Extracted records:
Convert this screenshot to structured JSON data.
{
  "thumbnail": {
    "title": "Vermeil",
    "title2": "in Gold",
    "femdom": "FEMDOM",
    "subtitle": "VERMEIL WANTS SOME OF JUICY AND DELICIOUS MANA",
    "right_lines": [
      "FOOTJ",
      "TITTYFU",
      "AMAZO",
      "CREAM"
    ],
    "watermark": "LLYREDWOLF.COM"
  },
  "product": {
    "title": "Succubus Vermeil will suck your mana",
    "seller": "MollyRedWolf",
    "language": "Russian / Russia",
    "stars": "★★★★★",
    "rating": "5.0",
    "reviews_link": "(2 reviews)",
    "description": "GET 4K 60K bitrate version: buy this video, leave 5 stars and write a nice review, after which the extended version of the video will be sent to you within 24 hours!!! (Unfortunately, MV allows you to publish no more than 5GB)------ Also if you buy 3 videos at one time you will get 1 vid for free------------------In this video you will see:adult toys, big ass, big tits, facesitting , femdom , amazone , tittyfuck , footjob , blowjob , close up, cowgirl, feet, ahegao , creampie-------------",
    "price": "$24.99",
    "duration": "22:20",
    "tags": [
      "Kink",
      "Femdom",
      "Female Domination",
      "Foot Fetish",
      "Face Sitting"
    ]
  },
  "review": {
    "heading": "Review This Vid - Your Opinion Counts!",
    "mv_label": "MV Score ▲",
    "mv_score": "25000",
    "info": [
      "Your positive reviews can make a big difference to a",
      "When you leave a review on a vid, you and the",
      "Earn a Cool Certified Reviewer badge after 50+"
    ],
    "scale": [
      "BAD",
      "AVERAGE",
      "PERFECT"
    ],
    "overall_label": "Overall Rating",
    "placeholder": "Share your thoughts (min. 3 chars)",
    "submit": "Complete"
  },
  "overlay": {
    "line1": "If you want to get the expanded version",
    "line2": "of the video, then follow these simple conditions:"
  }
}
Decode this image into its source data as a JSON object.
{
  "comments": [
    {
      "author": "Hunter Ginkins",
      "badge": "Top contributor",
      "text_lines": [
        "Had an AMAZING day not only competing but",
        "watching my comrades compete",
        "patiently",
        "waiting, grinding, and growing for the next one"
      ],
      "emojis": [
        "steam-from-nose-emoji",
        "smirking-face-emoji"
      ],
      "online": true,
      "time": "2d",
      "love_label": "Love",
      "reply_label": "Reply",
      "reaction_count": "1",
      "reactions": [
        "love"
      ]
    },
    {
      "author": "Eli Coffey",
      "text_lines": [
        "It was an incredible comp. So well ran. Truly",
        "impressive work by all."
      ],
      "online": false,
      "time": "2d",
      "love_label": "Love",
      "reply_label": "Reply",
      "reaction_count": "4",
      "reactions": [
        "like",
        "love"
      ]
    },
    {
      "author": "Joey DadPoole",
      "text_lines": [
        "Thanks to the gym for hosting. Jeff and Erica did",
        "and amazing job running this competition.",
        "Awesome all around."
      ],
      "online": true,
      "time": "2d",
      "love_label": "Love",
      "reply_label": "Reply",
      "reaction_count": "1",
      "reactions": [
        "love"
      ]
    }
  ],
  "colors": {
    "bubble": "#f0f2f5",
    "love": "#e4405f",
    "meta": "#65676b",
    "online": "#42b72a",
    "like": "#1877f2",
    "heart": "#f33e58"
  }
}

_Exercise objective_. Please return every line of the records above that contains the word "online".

_Your solution_.
      "online": true,
      "online": false,
      "online": true,
    "online": "#42b72a",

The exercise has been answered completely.